See if this sounds familiar. A creator starts working on a comic. They post it online for free, maybe advertise a bit to get some attention. It starts attracting some fans, and they make some t-shirts or something available. Probably a print-on-demand setup. Eventually, the creator has worked up enough comics that they could be collected into a book. So they pull all the pages together and start selling a book version of their comic. Maybe through a Kickstarter, maybe they just drop a chunk of cash to get them printed up-front.

What’s basically happening here is that the webcomic itself is provided as a loss leader to get more readers, and then the more devoted fans are sold t-shirts and books and whatever. The creator uses the attention given to the free webcomic to try to drive sales of the printed material.

But what if that process were reversed? What if someone started by publishing their book through a Kickstarter, and then after they’d sold a good chunk of the books, they turned around and started serializing it online?

As you might guess, that’s being tried. Last year, Ryan Estrada ran a Kickstarter campaign for a comic idea that he called Broken Telephone. It’s a crime story told through the eyes of several different protagonists who are the heroes of their own chapters. But unlike the classic Rashomon, which simply retells the same tale multiple times, Estrada weaves all of the characters’ stories together as a continuous narrative. (Another noteworthy difference is that Estrada uses a host of artists, so each chapter is depicted in a very different style.) Each character essentially picks up the story where the previous one left off. The Kickstarter was successful, raising over $30,000. Estrada then delivered the story as he’d promised and it made for a very enjoyable read.

Then, last month, he launched it as a webcomic. And since it’s a finished work, he’s posting updates five days a week, which should put him into early next year before it finishes online. He’s made a few minor changes to some coloring and such, but it’s largely what his Kickstarter backers have already read.

He is still selling an ebook version for anyone who wants to read everything immediately, but that’s pretty much it as far as revenue related to the book. I can almost hear Estrada saying, “That’s so crazy it just might work!”

And if it were anybody else trying this, I might suggest that they were indeed crazy. But Estrada has proven himself repeatedly on seemingly backwards ideas, and given how well executed the story itself is, I suspect this will be another of his strange successes that confound everyone with a business degree. It’s still pretty early to tell how successful the webcomic version of Broken Telephone will be, relative to the Kickstarter. But it’s an intriguing idea that goes against most webcomic conventions.

About The Author

Sean Kleefeld
Senior Editor, Comics & Lifestyle
Google+

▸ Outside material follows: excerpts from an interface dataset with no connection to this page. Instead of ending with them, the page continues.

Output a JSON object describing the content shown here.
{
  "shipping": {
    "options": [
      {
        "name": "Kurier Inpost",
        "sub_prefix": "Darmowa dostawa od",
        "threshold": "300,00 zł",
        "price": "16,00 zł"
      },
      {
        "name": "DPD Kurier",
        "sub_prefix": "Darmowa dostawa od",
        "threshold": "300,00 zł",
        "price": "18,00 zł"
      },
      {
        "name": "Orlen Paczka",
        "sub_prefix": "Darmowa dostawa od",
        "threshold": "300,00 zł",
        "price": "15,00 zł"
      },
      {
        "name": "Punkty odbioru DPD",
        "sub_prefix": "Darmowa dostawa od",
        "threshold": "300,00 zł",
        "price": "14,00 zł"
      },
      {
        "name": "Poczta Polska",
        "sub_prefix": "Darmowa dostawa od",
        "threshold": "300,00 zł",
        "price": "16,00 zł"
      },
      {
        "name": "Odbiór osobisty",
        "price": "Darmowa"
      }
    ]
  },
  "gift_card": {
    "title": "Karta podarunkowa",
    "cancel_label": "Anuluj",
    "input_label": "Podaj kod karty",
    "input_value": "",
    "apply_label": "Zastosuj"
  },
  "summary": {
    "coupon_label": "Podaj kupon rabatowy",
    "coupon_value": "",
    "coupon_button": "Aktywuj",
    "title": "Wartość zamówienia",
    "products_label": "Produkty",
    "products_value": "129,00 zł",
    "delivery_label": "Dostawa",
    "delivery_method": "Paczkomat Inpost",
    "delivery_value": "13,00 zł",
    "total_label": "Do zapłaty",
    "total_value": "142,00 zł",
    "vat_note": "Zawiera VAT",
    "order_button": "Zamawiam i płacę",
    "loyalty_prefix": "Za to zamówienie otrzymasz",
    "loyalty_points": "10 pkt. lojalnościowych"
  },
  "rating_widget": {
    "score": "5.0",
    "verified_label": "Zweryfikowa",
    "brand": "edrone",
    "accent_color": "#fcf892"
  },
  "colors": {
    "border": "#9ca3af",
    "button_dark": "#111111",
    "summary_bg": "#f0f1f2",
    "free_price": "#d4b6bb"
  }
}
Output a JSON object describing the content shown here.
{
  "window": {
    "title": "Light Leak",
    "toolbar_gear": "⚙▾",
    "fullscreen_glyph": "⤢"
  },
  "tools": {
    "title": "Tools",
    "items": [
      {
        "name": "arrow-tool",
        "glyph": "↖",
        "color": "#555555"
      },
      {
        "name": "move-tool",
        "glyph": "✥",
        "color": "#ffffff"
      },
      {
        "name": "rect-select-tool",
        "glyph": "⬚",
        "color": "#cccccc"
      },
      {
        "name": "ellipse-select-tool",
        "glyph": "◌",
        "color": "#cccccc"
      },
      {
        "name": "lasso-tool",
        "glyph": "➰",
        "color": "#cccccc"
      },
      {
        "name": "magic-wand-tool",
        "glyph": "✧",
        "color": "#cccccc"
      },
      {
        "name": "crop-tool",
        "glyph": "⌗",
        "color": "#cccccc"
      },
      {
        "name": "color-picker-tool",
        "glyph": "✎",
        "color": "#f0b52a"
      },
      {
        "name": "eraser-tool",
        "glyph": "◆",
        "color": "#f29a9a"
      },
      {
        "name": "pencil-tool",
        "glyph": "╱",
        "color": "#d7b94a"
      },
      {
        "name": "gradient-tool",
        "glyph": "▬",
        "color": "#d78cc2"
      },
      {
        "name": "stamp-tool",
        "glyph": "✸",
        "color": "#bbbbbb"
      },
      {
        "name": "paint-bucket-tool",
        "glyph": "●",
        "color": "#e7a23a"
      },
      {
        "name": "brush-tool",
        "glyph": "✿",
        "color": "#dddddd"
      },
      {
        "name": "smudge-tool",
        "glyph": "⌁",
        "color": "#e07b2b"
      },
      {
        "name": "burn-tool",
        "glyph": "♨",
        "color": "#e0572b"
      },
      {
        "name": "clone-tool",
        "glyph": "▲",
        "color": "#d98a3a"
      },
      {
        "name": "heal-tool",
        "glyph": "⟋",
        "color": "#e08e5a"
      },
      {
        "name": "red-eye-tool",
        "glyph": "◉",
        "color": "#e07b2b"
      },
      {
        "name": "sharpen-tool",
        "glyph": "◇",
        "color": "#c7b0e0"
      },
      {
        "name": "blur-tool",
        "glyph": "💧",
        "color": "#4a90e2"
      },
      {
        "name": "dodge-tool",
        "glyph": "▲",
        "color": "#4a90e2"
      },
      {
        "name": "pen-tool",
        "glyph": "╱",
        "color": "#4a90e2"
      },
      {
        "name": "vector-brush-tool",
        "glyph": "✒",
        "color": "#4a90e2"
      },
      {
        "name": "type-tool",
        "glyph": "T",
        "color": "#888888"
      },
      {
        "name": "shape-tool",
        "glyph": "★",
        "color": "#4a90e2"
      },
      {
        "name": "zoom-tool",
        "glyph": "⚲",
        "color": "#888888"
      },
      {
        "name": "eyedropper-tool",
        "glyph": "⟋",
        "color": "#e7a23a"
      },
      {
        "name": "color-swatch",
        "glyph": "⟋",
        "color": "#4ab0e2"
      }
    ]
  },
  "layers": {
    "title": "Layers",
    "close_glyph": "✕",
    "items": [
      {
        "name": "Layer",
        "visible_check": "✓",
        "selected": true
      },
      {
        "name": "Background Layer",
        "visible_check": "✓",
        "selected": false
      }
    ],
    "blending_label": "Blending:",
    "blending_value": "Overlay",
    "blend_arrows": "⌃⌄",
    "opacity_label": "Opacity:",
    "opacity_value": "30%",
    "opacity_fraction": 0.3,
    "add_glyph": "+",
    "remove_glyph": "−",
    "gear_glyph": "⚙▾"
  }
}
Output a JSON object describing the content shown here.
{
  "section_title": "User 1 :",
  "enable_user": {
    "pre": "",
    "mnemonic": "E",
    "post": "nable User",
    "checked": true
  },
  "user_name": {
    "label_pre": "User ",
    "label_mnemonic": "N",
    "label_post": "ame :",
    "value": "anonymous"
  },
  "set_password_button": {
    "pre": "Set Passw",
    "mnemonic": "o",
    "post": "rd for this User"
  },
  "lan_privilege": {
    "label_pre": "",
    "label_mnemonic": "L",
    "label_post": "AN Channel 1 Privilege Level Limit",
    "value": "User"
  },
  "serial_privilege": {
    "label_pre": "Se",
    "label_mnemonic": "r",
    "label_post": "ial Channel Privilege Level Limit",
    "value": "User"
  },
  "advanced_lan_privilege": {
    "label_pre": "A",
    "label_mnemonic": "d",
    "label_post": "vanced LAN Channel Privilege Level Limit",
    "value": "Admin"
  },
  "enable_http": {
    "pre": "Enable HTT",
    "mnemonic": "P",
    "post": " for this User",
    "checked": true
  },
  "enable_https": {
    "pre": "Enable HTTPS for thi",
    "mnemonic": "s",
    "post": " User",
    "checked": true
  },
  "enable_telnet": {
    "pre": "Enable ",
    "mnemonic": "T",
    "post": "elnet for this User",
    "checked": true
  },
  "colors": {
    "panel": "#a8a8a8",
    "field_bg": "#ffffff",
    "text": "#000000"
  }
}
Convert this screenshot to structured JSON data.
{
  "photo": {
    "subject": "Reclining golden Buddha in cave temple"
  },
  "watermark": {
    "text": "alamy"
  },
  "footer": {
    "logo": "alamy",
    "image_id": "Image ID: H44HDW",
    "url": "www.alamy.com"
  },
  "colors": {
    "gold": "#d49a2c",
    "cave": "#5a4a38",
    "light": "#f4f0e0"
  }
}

Sean Kleefeld is an independent researcher whose work has been used by the likes of Marvel Entertainment, Titan Books and 20th Century Fox. He writes the ongoing “Incidental Iconography” column for The Jack Kirby Collector and had weekly “Kleefeld on Webcomics” and "Kleefeld's Fanthropology" columns for MTV Geek. He’s also contributed to Alter Ego, Back Issue and Comic Book Resources. Kleefeld’s 2009 book, Comic Book Fanthropology, addresses the questions of who and what comic fans are. He blogs daily at KleefeldOnComics.com.